    I cannot believe how close to home you struck. Almost everything you said I can ditto. I have no idea just what your special circumstances are, nor does it matter. We all have to live in our own worlds. "I do not, cannot dress the way my heart dictates...", I cannot tell you how true this resonates with me.

    This post, and Melissa's comment ( including the Cole Porter and Natalie Cole part ), what can I say? You have both clarified so many of my own thoughts. I am forever in your debt. Bless you both.

    Many Blessings, Prayers, and Hugs,

    Cynthia XOXO

  3. Yes. Have a Jenny day, and the days following are ever more scruffy.

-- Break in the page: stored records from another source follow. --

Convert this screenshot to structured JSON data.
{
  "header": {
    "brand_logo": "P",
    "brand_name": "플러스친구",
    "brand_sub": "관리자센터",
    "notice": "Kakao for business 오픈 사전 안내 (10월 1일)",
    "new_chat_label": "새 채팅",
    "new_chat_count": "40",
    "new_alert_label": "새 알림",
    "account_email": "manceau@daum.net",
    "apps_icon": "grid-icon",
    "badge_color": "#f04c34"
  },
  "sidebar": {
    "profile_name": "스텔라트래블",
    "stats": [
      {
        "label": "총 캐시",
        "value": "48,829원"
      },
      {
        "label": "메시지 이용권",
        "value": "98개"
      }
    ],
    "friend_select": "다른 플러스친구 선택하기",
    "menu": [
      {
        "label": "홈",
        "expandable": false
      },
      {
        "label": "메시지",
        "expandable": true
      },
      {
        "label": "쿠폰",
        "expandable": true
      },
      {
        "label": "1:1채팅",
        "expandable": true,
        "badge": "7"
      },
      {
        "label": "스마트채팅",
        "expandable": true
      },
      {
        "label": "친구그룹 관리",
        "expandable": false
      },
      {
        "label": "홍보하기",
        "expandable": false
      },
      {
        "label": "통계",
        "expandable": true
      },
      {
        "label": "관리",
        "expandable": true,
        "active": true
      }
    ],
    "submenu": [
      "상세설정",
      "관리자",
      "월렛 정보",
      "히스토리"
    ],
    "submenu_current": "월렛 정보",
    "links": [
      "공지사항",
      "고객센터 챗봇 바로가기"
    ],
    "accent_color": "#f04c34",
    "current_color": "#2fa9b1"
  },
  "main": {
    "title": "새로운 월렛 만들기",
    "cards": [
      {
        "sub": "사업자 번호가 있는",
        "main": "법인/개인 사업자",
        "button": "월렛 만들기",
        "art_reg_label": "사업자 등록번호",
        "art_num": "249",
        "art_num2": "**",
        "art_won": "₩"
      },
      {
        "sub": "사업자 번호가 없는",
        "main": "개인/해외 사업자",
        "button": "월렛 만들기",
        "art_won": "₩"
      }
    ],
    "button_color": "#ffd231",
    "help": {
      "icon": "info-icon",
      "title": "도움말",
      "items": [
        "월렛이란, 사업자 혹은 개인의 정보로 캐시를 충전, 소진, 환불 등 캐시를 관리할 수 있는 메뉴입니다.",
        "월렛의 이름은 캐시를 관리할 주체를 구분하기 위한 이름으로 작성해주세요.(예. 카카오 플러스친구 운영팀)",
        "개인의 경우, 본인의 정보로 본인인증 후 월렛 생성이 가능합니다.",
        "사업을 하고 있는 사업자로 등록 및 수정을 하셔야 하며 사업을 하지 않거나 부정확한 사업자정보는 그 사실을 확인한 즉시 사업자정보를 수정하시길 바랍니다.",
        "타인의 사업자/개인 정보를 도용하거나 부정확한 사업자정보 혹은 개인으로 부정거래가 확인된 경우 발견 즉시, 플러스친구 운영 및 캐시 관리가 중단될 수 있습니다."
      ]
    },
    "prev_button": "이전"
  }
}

  4. I'm glad to hear that you have found a balance. As you said, it's not about what you wear, even if you wish that could be different. It's about who you are. Hopefully, you are able to express your real personality and not feel as though you have to censor yourself. The real you is a good person!

  5. Dear Halle,
    thank you for the song, it’s in my heart now too.
    My woman is bringing in the energy that keeps my man alive.
    He will die if she is not going back.

  6. Thank you Halle, really well captured.

    My issue with this is so acute that I only have to think about her for an hour and I'm dying a little for not being her.

    Oh well...

    Rhi x

  7. Melissa, finding the gentle way to let those who I love the most in this world, know and and accept the real me is on my mind these days. I wonder how real Halle is to them already without telling them. Would telling them in words really make a positive difference? If, as Ariel suggests, it is possible to express my real personality and not feel as though I have to censor myself, then the decision really comes down to how important being fully open and honest is to our relationship. Whatever the case Melissa, it works for you, and really that is why we write here isn't it; to relate what it means to live in our own worlds as Cynthia so ably puts it.

    Thanks to all for helping out on this post.